On RedHat based distributions certificate is stored in /etc/pki/ca-trust/source/anchors using a .crt extension. The module uses the update-ca-trust script (included in the ca-certificates package) and also the certutil binary to add the certificate to the system-wide NSS database in /etc/pki/nssdb.

Install a certificate and key using defaults

The two defined types openssl::cert and openssl::key can be used to install a certificate and key using all defaults:

openssl::cert { 'imap': }
openssl::key { 'imap': }

This would take the files from the directory on the Puppet server (e.g. /etc/puppetlabs/code/private/certs if you set that using the cert_source_directory parameter). On the client the two files are created with restrictive permissions and ownership:

r-------- 1 root root 1679 Jan  3  2017 /etc/ssl/private/imap.key
r--r--r-- 1 root root 1570 Mar  1 20:07 /etc/ssl/certs/imap.crt

The default destination directories are distribution specific and can be configured using the class parameters default_key_dir and default_cert_dir.

Install a certificate and key for a specific application

The following code shows how to install a certificate and key in an application specific directory using application specific owner, group and mode:

openssl::key { 'postgresql':
  key     => $::hostname,
  owner   => 'root',
  group   => 'postgres',
  mode    => '0440',
  key_dir => '/etc/postgresql',
  source  => $::hostname,

openssl::cert { 'postgresql':
  cert     => $::hostname,
  owner    => 'root',
  group    => 'postgres',
  mode     => '0444',
  cert_dir => '/etc/postgresql',
  source   => $::hostname,
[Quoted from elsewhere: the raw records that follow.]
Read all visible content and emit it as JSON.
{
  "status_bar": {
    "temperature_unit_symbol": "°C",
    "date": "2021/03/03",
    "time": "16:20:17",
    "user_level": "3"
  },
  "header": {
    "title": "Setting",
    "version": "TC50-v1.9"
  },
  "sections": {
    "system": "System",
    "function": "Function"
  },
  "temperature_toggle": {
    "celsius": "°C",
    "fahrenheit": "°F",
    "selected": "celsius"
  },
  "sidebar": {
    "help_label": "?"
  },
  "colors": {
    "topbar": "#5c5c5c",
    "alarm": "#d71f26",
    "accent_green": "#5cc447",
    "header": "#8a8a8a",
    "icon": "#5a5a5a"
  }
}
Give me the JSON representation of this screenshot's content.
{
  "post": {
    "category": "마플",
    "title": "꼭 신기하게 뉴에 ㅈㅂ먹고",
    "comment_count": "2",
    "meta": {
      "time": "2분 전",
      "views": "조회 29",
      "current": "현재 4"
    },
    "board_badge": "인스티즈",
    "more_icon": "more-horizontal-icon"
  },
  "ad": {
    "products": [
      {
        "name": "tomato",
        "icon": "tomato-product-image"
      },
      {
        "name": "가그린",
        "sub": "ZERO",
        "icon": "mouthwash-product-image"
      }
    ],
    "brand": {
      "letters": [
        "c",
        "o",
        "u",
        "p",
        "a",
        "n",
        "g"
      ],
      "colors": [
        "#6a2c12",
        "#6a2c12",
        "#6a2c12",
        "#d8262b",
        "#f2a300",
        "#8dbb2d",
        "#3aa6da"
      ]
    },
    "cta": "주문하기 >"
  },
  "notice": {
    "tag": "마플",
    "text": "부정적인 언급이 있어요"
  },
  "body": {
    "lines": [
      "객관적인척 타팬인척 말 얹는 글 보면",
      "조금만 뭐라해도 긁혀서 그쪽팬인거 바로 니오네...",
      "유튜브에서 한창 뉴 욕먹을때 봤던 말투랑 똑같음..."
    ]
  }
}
This example uses the hostname fact as the name of the key and therefore installs the cert and key on the host of the same name. If we assume that node vortex is your PostgreSQL server running Debian, then the following two files would be created by the manifest:

r--r----- 1 root postgres 1704 Jan  3  2017 /etc/postgresql/vortex.key
r--r--r-- 1 root postgres 1464 Jan  3  2017 /etc/postgresql/vortex.crt

Create a Diffie-Hellman parameter file

To use perfect forward secrecy cipher suites, you must set up Diffie-Hellman parameters on the server. Most applications allow including these parameters using a file. You can generate such a file using the openssl::dhparam defined type.

Using all the defaults (2048 bits):

openssl::dhparam { '/etc/nginx/ssl/dh2048.pem': }

Using 4096 bits and a different file group:

openssl::dhparam { '/etc/mail/tls/dh2048.pem':
  bits  => '4096',
  group => 'smmsp',




Feel free to send pull requests for new features.